From closing farewells to funerals, the pandemic has robbed mourners of practically every little thing that allows persons cope with catastrophic loss while piling on extra insults, mentioned the Rev. Alicia Parker, minister of consolation at New Covenant Church of Philadelphia.
“It might be more durable for them for a lot of many years to occur,” Parker claimed. “We don’t know the fallout but, due to the fact we are nevertheless in the center of it.”
Rollins claimed she would have liked to prepare a huge funeral for Shalondra. Mainly because of limits on social gatherings, the loved ones held a small graveside provider rather.

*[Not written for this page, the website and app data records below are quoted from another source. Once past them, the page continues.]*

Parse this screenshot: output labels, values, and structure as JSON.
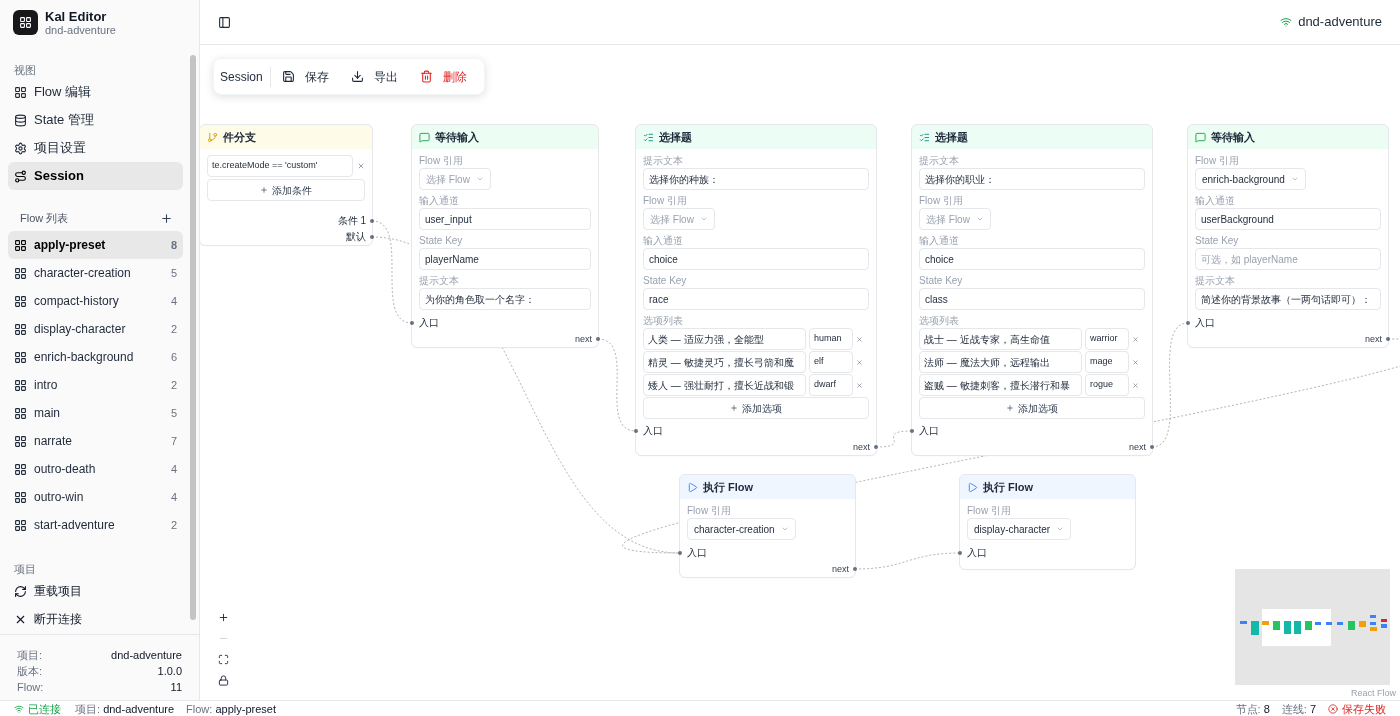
{
  "app": {
    "title": "Kal Editor",
    "subtitle": "dnd-adventure"
  },
  "sidebar": {
    "view_label": "视图",
    "view_items": [
      {
        "label": "Flow 编辑",
        "selected": false
      },
      {
        "label": "State 管理",
        "selected": false
      },
      {
        "label": "项目设置",
        "selected": false
      },
      {
        "label": "Session",
        "selected": true
      }
    ],
    "flow_list_title": "Flow 列表",
    "flows": [
      {
        "name": "apply-preset",
        "count": "8",
        "selected": true
      },
      {
        "name": "character-creation",
        "count": "5",
        "selected": false
      },
      {
        "name": "compact-history",
        "count": "4",
        "selected": false
      },
      {
        "name": "display-character",
        "count": "2",
        "selected": false
      },
      {
        "name": "enrich-background",
        "count": "6",
        "selected": false
      },
      {
        "name": "intro",
        "count": "2",
        "selected": false
      },
      {
        "name": "main",
        "count": "5",
        "selected": false
      },
      {
        "name": "narrate",
        "count": "7",
        "selected": false
      },
      {
        "name": "outro-death",
        "count": "4",
        "selected": false
      },
      {
        "name": "outro-win",
        "count": "4",
        "selected": false
      },
      {
        "name": "start-adventure",
        "count": "2",
        "selected": false
      }
    ],
    "project_label": "项目",
    "project_actions": [
      "重载项目",
      "断开连接"
    ],
    "info": [
      {
        "label": "项目:",
        "value": "dnd-adventure"
      },
      {
        "label": "版本:",
        "value": "1.0.0"
      },
      {
        "label": "Flow:",
        "value": "11"
      }
    ]
  },
  "topbar": {
    "connection": "dnd-adventure",
    "connected": true
  },
  "toolbar": {
    "title": "Session",
    "buttons": [
      {
        "label": "保存",
        "kind": "normal"
      },
      {
        "label": "导出",
        "kind": "normal"
      },
      {
        "label": "删除",
        "kind": "danger"
      }
    ]
  },
  "nodes": [
    {
      "kind": "condition",
      "title": "件分支",
      "conditions": [
        "te.createMode == 'custom'"
      ],
      "add_label": "添加条件",
      "outputs": [
        "条件 1",
        "默认"
      ]
    },
    {
      "kind": "wait_input",
      "title": "等待输入",
      "fields": [
        {
          "label": "Flow 引用",
          "kind": "select",
          "placeholder": "选择 Flow"
        },
        {
          "label": "输入通道",
          "kind": "text",
          "value": "user_input"
        },
        {
          "label": "State Key",
          "kind": "text",
          "value": "playerName"
        },
        {
          "label": "提示文本",
          "kind": "text",
          "value": "为你的角色取一个名字："
        }
      ],
      "input": "入口",
      "outputs": [
        "next"
      ]
    },
    {
      "kind": "choice",
      "title": "选择题",
      "fields": [
        {
          "label": "提示文本",
          "kind": "text",
          "value": "选择你的种族："
        },
        {
          "label": "Flow 引用",
          "kind": "select",
          "placeholder": "选择 Flow"
        },
        {
          "label": "输入通道",
          "kind": "text",
          "value": "choice"
        },
        {
          "label": "State Key",
          "kind": "text",
          "value": "race"
        }
      ],
      "options_label": "选项列表",
      "options": [
        {
          "label": "人类 — 适应力强，全能型",
          "value": "human"
        },
        {
          "label": "精灵 — 敏捷灵巧，擅长弓箭和魔",
          "value": "elf"
        },
        {
          "label": "矮人 — 强壮耐打，擅长近战和锻",
          "value": "dwarf"
        }
      ],
      "add_label": "添加选项",
      "input": "入口",
      "outputs": [
        "next"
      ]
    },
    {
      "kind": "choice",
      "title": "选择题",
      "fields": [
        {
          "label": "提示文本",
          "kind": "text",
          "value": "选择你的职业："
        },
        {
          "label": "Flow 引用",
          "kind": "select",
          "placeholder": "选择 Flow"
        },
        {
          "label": "输入通道",
          "kind": "text",
          "value": "choice"
        },
        {
          "label": "State Key",
          "kind": "text",
          "value": "class"
        }
      ],
      "options_label": "选项列表",
      "options": [
        {
          "label": "战士 — 近战专家，高生命值",
          "value": "warrior"
        },
        {
          "label": "法师 — 魔法大师，远程输出",
          "value": "mage"
        },
        {
          "label": "盗贼 — 敏捷刺客，擅长潜行和暴",
          "value": "rogue"
        }
      ],
      "add_label": "添加选项",
      "input": "入口",
      "outputs": [
        "next"
      ]
    },
    {
      "kind": "wait_input",
      "title": "等待输入",
      "fields": [
        {
          "label": "Flow 引用",
          "kind": "select",
          "value": "enrich-background"
        },
        {
          "label": "输入通道",
          "kind": "text",
          "value": "userBackground"
        },
        {
          "label": "State Key",
          "kind": "text",
          "placeholder": "可选，如 playerName"
        },
        {
          "label": "提示文本",
          "kind": "text",
          "value": "简述你的背景故事（一两句话即可）："
        }
      ],
      "input": "入口",
      "outputs": [
        "next"
      ]
    },
    {
      "kind": "run_flow",
      "title": "执行 Flow",
      "fields": [
        {
          "label": "Flow 引用",
          "kind": "select",
          "value": "character-creation"
        }
      ],
      "input": "入口",
      "outputs": [
        "next"
      ]
    },
    {
      "kind": "run_flow",
      "title": "执行 Flow",
      "fields": [
        {
          "label": "Flow 引用",
          "kind": "select",
          "value": "display-character"
        }
      ],
      "input": "入口"
    }
  ],
  "controls": [
    {
      "kind": "zoom_in",
      "disabled": false
    },
    {
      "kind": "zoom_out",
      "disabled": true
    },
    {
      "kind": "fit",
      "disabled": false
    },
    {
      "kind": "lock",
      "disabled": false
    }
  ],
  "attribution": "React Flow",
  "status_bar": {
    "connection": {
      "label": "已连接",
      "connected": true
    },
    "items": [
      {
        "label": "项目:",
        "value": "dnd-adventure"
      },
      {
        "label": "Flow:",
        "value": "apply-preset"
      }
    ],
    "counts": [
      {
        "label": "节点:",
        "value": "8"
      },
      {
        "label": "连线:",
        "value": "7"
      }
    ],
    "save": {
      "label": "保存失败",
      "failed": true
    }
  }
}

Funerals are essential cultural traditions, making it possible for beloved kinds to give and acquire help for a shared loss, Parker stated.
“When anyone dies, persons carry food items for you, they chat about your liked just one, the pastor may possibly appear to the household,” Parker explained. “People arrive from out of town. What happens when folks just can’t appear to your residence and individuals cannot assist you? Calling on the cellular phone is not the identical.”
Even though quite a few folks are afraid to acknowledge depression due to the fact of the stigma of mental disease, mourners know they can cry and wail at a funeral devoid of becoming judged, Parker claimed.
“What takes place in the African American residence stays in the property,” Parker reported. “There’s a whole lot of matters we don’t converse about or share about.”
Funerals engage in an vital psychological function in supporting mourners method their loss, Bordere said. The ritual helps mourners shift from denying that a cherished one is gone to accepting “a new regular in which they will go on their life in the bodily absence of the cared-about person.”
In numerous cases, dying from COVID-19 will come quickly, depriving men and women of a opportunity to mentally prepare for loss. Whilst some people were being able to discuss to beloved types as a result of FaceTime or similar technologies, numerous other people ended up unable to say goodbye.
Funerals and burial rites are primarily vital in the Black local community and others that have been marginalized, Bordere reported.
“You spare no price at a Black funeral,” Bordere reported. “The broader tradition may have devalued this particular person, but the funeral validates this person’s value in a society that consistently attempts to dehumanize them.”
In the early days of the pandemic, funeral administrators worried of spreading the coronavirus did not allow for people to give apparel for their liked ones’ burials, Parker claimed. So beloved mothers and fathers and grandparents have been buried in no matter what they died in, these types of as undershirts or clinic gowns.
“They bag them and double-bag them and put them in the ground,” Parker mentioned. “It is an indignity.”
Coping with reduction
Just about every working day, a thing reminds Rollins of her losses.
April introduced the to start with anniversary of Shalondra’s loss of life. May possibly introduced Instructor Appreciation Week.
Still Rollins said the memory of her little ones retains her heading.
When she begins to cry and thinks she will hardly ever stop, one particular assumed pulls her from the darkness: “I know they would want me to be pleased. I consider to live on that.”
KHN (Kaiser Wellness Information) is a national newsroom that produces in-depth journalism about health and fitness problems. Alongside one another with Policy Examination and Polling, KHN is a person of the three main running systems at KFF (Kaiser Family Basis). KFF is an endowed nonprofit group giving data on health and fitness challenges to the nation.